[MOVIE REVIEW]A ‘Wedding’ with lots of laughs, heart and foodToula Portokalos (Nia Vardalos) is in trouble ― she’s 30 and unmarried. Not a crime for most people, but pretty close for her traditional Greek family.
In Toula’s words, Greek women have three responsibilities: “Marry Greek boys, make Greek babies and feed everyone until the day we die.”
For people like her father Gus (Michael Constantine), this rule is as obvious as anything by Archimedes. He decorates the home with loud, garish Greek accessories and proudly asserts that every word in English actually comes from Greek.
Strangely, the dowdy Toula seems to have little interest in perpetuating the family stock, content to work quietly at the family’s restaurant.
Then, one day, ambition strikes. Toula wants to take classes at a nearby community college. Soon she starts to bloom, puts on makeup, dresses better and starts trying to fit in for the first time in her life.
You might think this would be a cure for her problems, but no. Toula goes from a serious crime, being unmarried, to a full-out felony ― dating a non-Greek.
Ian Miller (John Corbett) is charming, handsome and kind, and soon starts on the arduous task of trying to win over Toula’s large, conservative family. When he tells one aunt that he’s a vegetarian, she tells him “That’s all right. I’ll make lamb.” It’s an uphill climb.

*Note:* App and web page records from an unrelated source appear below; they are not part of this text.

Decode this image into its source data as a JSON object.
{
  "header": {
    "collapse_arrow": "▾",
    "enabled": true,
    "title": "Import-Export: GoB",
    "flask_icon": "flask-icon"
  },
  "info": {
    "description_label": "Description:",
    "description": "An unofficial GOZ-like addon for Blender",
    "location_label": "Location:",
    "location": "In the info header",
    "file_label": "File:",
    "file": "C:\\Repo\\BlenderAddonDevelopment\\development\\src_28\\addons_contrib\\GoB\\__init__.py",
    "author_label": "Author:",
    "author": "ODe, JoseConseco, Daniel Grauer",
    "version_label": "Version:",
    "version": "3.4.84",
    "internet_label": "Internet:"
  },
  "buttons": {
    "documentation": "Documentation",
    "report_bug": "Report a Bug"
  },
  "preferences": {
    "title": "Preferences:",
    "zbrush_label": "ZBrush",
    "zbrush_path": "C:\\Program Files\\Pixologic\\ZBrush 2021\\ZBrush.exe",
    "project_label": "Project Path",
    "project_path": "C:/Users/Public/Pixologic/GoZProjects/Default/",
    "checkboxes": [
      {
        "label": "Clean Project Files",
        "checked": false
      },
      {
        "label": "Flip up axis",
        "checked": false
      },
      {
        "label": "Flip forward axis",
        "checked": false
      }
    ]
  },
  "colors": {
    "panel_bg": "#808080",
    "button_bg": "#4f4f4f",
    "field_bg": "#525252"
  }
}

“Greek Wedding,” from beginning to end, moves ahead in a straightforward, uncomplicated way. It dispenses with most of the artificial crises that litter your typical romantic comedy ― cliches that are so prevalent that “Wedding” seems almost revolutionary without them.
Although the story is basic and the ethnic humor broad, the characters are warm and truthfully portrayed. This is a movie with so much heart that it transcends its apparent simplicity.
By now, most people know the history of the little movie that could. Nia Vardalos’s one-woman play “My Big Fat Greek Wedding” was optioned by Tom Hanks’s wife and eventually turned into a low-budget movie. It opened in the United States nearly one year ago, to a modest $500,000, barely in the Top 20.
But while most films open huge, only to quickly disappear, “Wedding” kept chugging on, powered by great word of mouth. Its box office take grew week by week. Six months later, it was in more cinemas than ever, and today it’s still playing a couple hundred screens.
All told, “Wedding” pulled in a staggering $240 million, making it one of the most successful comedies of all time. And, now it’s set to become a television sitcom this fall.
“Greek Wedding” is not a film that’s going to be studied, deconstructed and analyzed in film schools for the next 50 years.
But in this case, that’s a very good thing.
by Mark Russell